“The stakes of United States v. Texas are high,” says Shannon Gleeson, co-leader of the ISS project, Assessing the Consequences of Temporary Deportation Relief. On January 19, the Supreme Court agreed to hear the case determining whether President Obama has the authority to declare millions of undocumented workers eligible to remain and work in the United States without the fear of deportation.
“The lives of million workers, students and family members could be impacted by the deportation relief and work authorization under the President’s Deferred Action for Parents of Americans and Lawful Permanent Residents and the expanded Deferred Action for Childhood Arrivals program, ” Gleeson says.
The court is expected to hear the case in April. A ruling is due by the end of June.
“A positive outcome would be a welcome counterbalance to the recent reports of ongoing raids which are devastating primarily Latino communities, and would address — at least partially — concerns by both organized labor and many business interests for the need to move towards more comprehensive reform. Many states and local governments across the country — from San Francisco to New York City — have been preparing and are enthusiastic to invest in implementing a program that would benefit their immigrant communities and local economies,” says Gleeson.
Members of the ISS project, Assessing the Consequences of Temporary Deportation Relief, are examining how potential applicants for deportation relief are responding to President Obama’s executive orders issued in 2014.

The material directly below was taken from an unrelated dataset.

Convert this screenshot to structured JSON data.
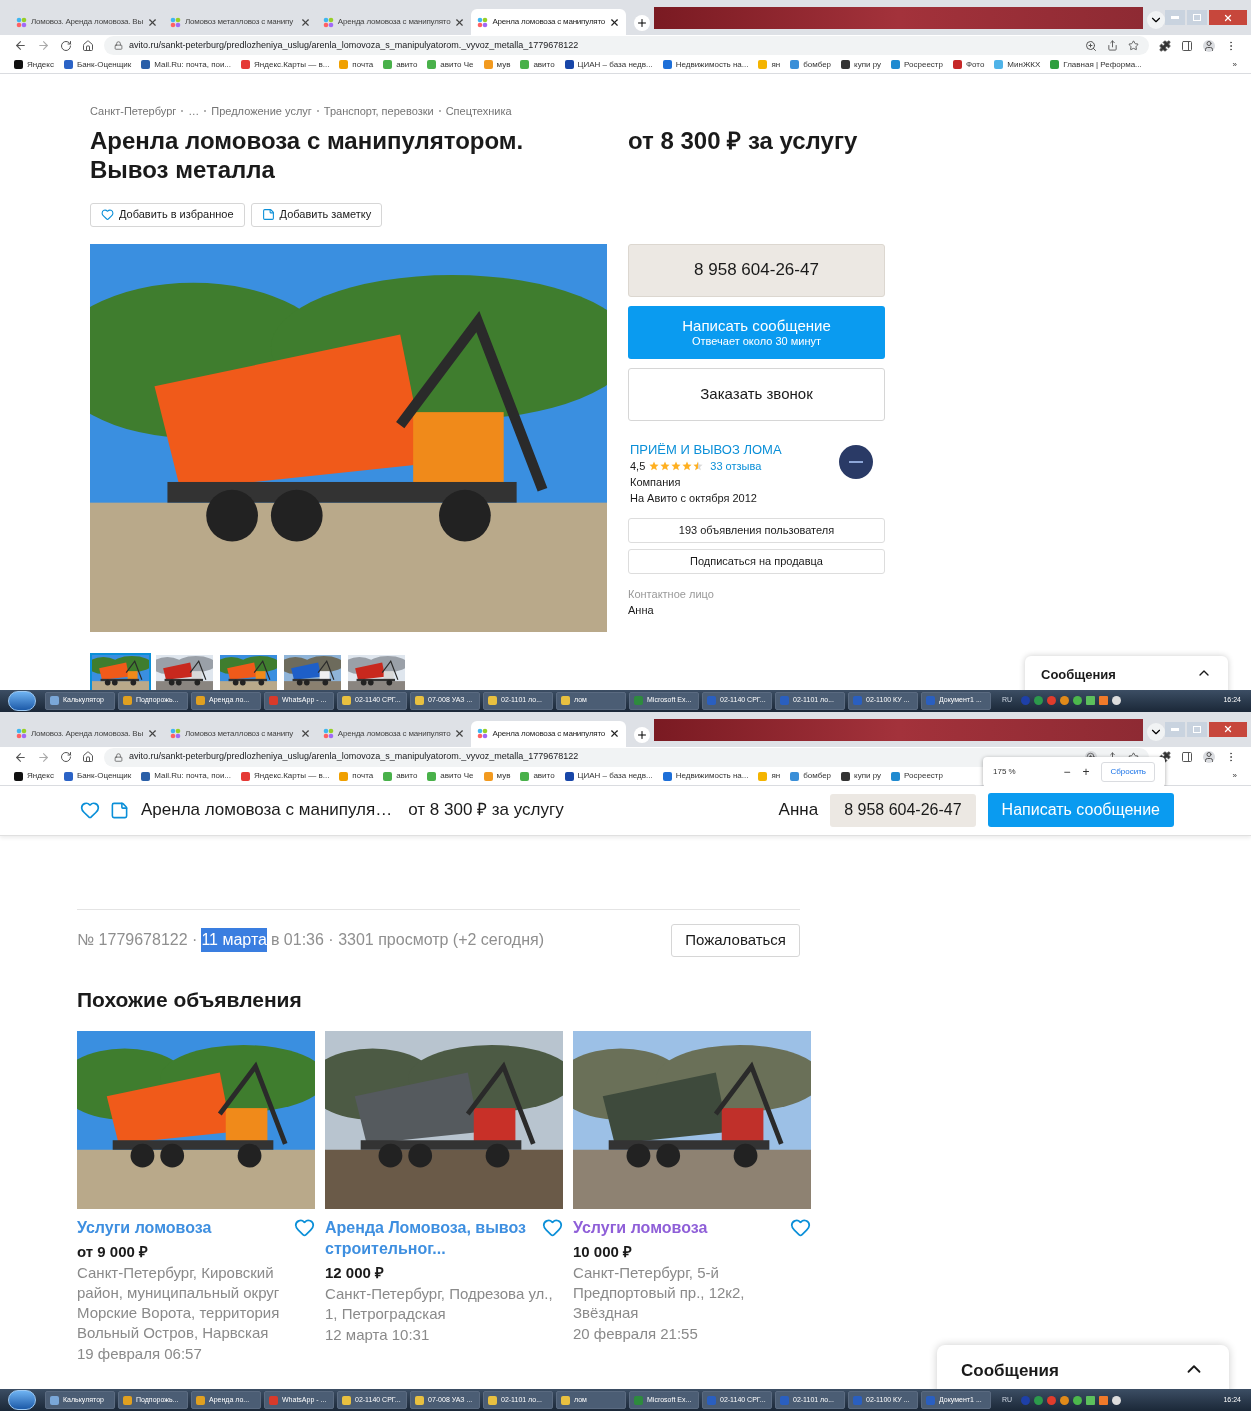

Shannon Gleeson recently appeared was interviewed on WRFI radio in Ithaca. Her interview is available here.